Problem statement:
The response should consist of the data below, copied exactly, with no pictures in it.

# # # #

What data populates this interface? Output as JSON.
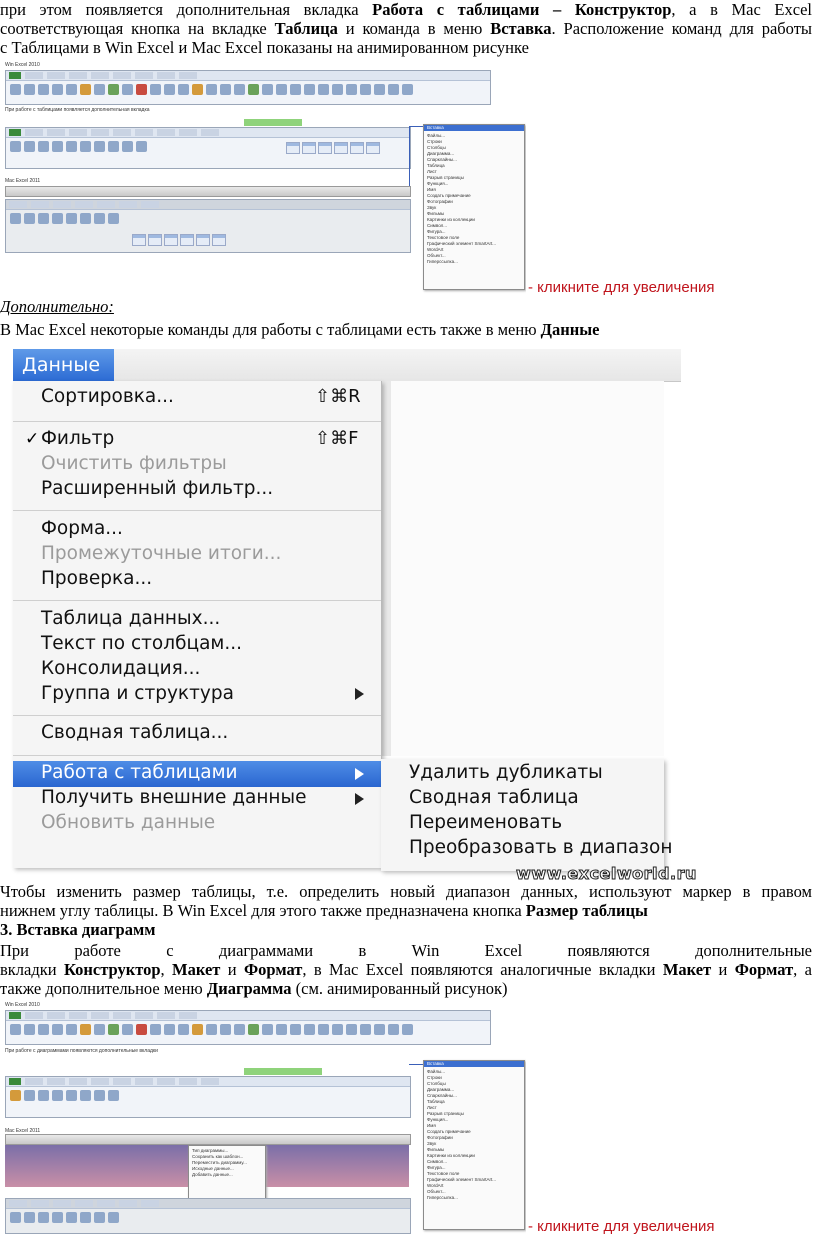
{
  "para1": {
    "line1": [
      "при этом появляется дополнительная вкладка ",
      "Работа с таблицами – Конструктор",
      ", а в Mac Excel"
    ],
    "line2": [
      "соответствующая кнопка на вкладке ",
      "Таблица",
      " и команда в меню ",
      "Вставка",
      ". Расположение команд для работы"
    ],
    "line3": "с Таблицами в Win Excel и Mac Excel показаны на анимированном рисунке"
  },
  "thumb1": {
    "win_label": "Win Excel 2010",
    "caption": "При работе с таблицами появляется дополнительная вкладка",
    "mac_label": "Mac Excel 2011",
    "mac_menu_title": "Вставка",
    "mac_menu_items": [
      "Файлы...",
      "Строки",
      "Столбцы",
      "Диаграмма...",
      "Спарклайны...",
      "Таблица",
      "Лист",
      "Разрыв страницы",
      "Функция...",
      "Имя",
      "Создать примечание",
      "Фотографии",
      "Звук",
      "Фильмы",
      "Картинки из коллекции",
      "Символ...",
      "Фигура...",
      "Текстовое поле",
      "Графический элемент SmartArt...",
      "WordArt",
      "Объект...",
      "Гиперссылка..."
    ],
    "click_link": "кликните для увеличения"
  },
  "dop_heading": "Дополнительно:",
  "para2": [
    "В Mac Excel некоторые команды для работы с таблицами есть также в меню ",
    "Данные"
  ],
  "menu": {
    "title": "Данные",
    "items": {
      "sort": "Сортировка...",
      "sort_shortcut": "⇧⌘R",
      "filter": "Фильтр",
      "filter_check": "✓",
      "filter_shortcut": "⇧⌘F",
      "clear_filters": "Очистить фильтры",
      "adv_filter": "Расширенный фильтр...",
      "form": "Форма...",
      "subtotals": "Промежуточные итоги...",
      "validation": "Проверка...",
      "data_table": "Таблица данных...",
      "text_to_columns": "Текст по столбцам...",
      "consolidate": "Консолидация...",
      "group": "Группа и структура",
      "pivot": "Сводная таблица...",
      "table_tools": "Работа с таблицами",
      "external": "Получить внешние данные",
      "refresh": "Обновить данные"
    },
    "submenu": [
      "Удалить дубликаты",
      "Сводная таблица",
      "Переименовать",
      "Преобразовать в диапазон"
    ],
    "watermark": "www.excelworld.ru"
  },
  "para3": {
    "line1": "Чтобы изменить размер таблицы, т.е. определить новый диапазон данных, используют маркер в правом",
    "line2": [
      "нижнем углу таблицы. В Win Excel для этого также предназначена кнопка ",
      "Размер таблицы"
    ]
  },
  "section3": "3. Вставка диаграмм",
  "para4": {
    "line1": "При работе с диаграммами в Win Excel появляются дополнительные",
    "line2": [
      "вкладки ",
      "Конструктор",
      ", ",
      "Макет",
      " и ",
      "Формат",
      ", в Mac Excel появляются аналогичные вкладки ",
      "Макет",
      " и ",
      "Формат",
      ", а"
    ],
    "line3": [
      "также дополнительное меню ",
      "Диаграмма",
      " (см. анимированный рисунок)"
    ]
  },
  "thumb2": {
    "win_label": "Win Excel 2010",
    "caption": "При работе с диаграммами появляются дополнительные вкладки",
    "mac_label": "Mac Excel 2011",
    "mac_menu_title": "Вставка",
    "chart_menu_items": [
      "Тип диаграммы...",
      "Сохранить как шаблон...",
      "Переместить диаграмму...",
      "Исходные данные...",
      "Добавить данные..."
    ],
    "click_link": "кликните для увеличения"
  }
}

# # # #

Task response:
What data populates this interface? Output as JSON.
{
  "para1": {
    "line1": [
      "при этом появляется дополнительная вкладка ",
      "Работа с таблицами – Конструктор",
      ", а в Mac Excel"
    ],
    "line2": [
      "соответствующая кнопка на вкладке ",
      "Таблица",
      " и команда в меню ",
      "Вставка",
      ". Расположение команд для работы"
    ],
    "line3": "с Таблицами в Win Excel и Mac Excel показаны на анимированном рисунке"
  },
  "thumb1": {
    "win_label": "Win Excel 2010",
    "caption": "При работе с таблицами появляется дополнительная вкладка",
    "mac_label": "Mac Excel 2011",
    "mac_menu_title": "Вставка",
    "mac_menu_items": [
      "Файлы...",
      "Строки",
      "Столбцы",
      "Диаграмма...",
      "Спарклайны...",
      "Таблица",
      "Лист",
      "Разрыв страницы",
      "Функция...",
      "Имя",
      "Создать примечание",
      "Фотографии",
      "Звук",
      "Фильмы",
      "Картинки из коллекции",
      "Символ...",
      "Фигура...",
      "Текстовое поле",
      "Графический элемент SmartArt...",
      "WordArt",
      "Объект...",
      "Гиперссылка..."
    ],
    "click_link": "кликните для увеличения"
  },
  "dop_heading": "Дополнительно:",
  "para2": [
    "В Mac Excel некоторые команды для работы с таблицами есть также в меню ",
    "Данные"
  ],
  "menu": {
    "title": "Данные",
    "items": {
      "sort": "Сортировка...",
      "sort_shortcut": "⇧⌘R",
      "filter": "Фильтр",
      "filter_check": "✓",
      "filter_shortcut": "⇧⌘F",
      "clear_filters": "Очистить фильтры",
      "adv_filter": "Расширенный фильтр...",
      "form": "Форма...",
      "subtotals": "Промежуточные итоги...",
      "validation": "Проверка...",
      "data_table": "Таблица данных...",
      "text_to_columns": "Текст по столбцам...",
      "consolidate": "Консолидация...",
      "group": "Группа и структура",
      "pivot": "Сводная таблица...",
      "table_tools": "Работа с таблицами",
      "external": "Получить внешние данные",
      "refresh": "Обновить данные"
    },
    "submenu": [
      "Удалить дубликаты",
      "Сводная таблица",
      "Переименовать",
      "Преобразовать в диапазон"
    ],
    "watermark": "www.excelworld.ru"
  },
  "para3": {
    "line1": "Чтобы изменить размер таблицы, т.е. определить новый диапазон данных, используют маркер в правом",
    "line2": [
      "нижнем углу таблицы. В Win Excel для этого также предназначена кнопка ",
      "Размер таблицы"
    ]
  },
  "section3": "3. Вставка диаграмм",
  "para4": {
    "line1": "При работе с диаграммами в Win Excel появляются дополнительные",
    "line2": [
      "вкладки ",
      "Конструктор",
      ", ",
      "Макет",
      " и ",
      "Формат",
      ", в Mac Excel появляются аналогичные вкладки ",
      "Макет",
      " и ",
      "Формат",
      ", а"
    ],
    "line3": [
      "также дополнительное меню ",
      "Диаграмма",
      " (см. анимированный рисунок)"
    ]
  },
  "thumb2": {
    "win_label": "Win Excel 2010",
    "caption": "При работе с диаграммами появляются дополнительные вкладки",
    "mac_label": "Mac Excel 2011",
    "mac_menu_title": "Вставка",
    "chart_menu_items": [
      "Тип диаграммы...",
      "Сохранить как шаблон...",
      "Переместить диаграмму...",
      "Исходные данные...",
      "Добавить данные..."
    ],
    "click_link": "кликните для увеличения"
  }
}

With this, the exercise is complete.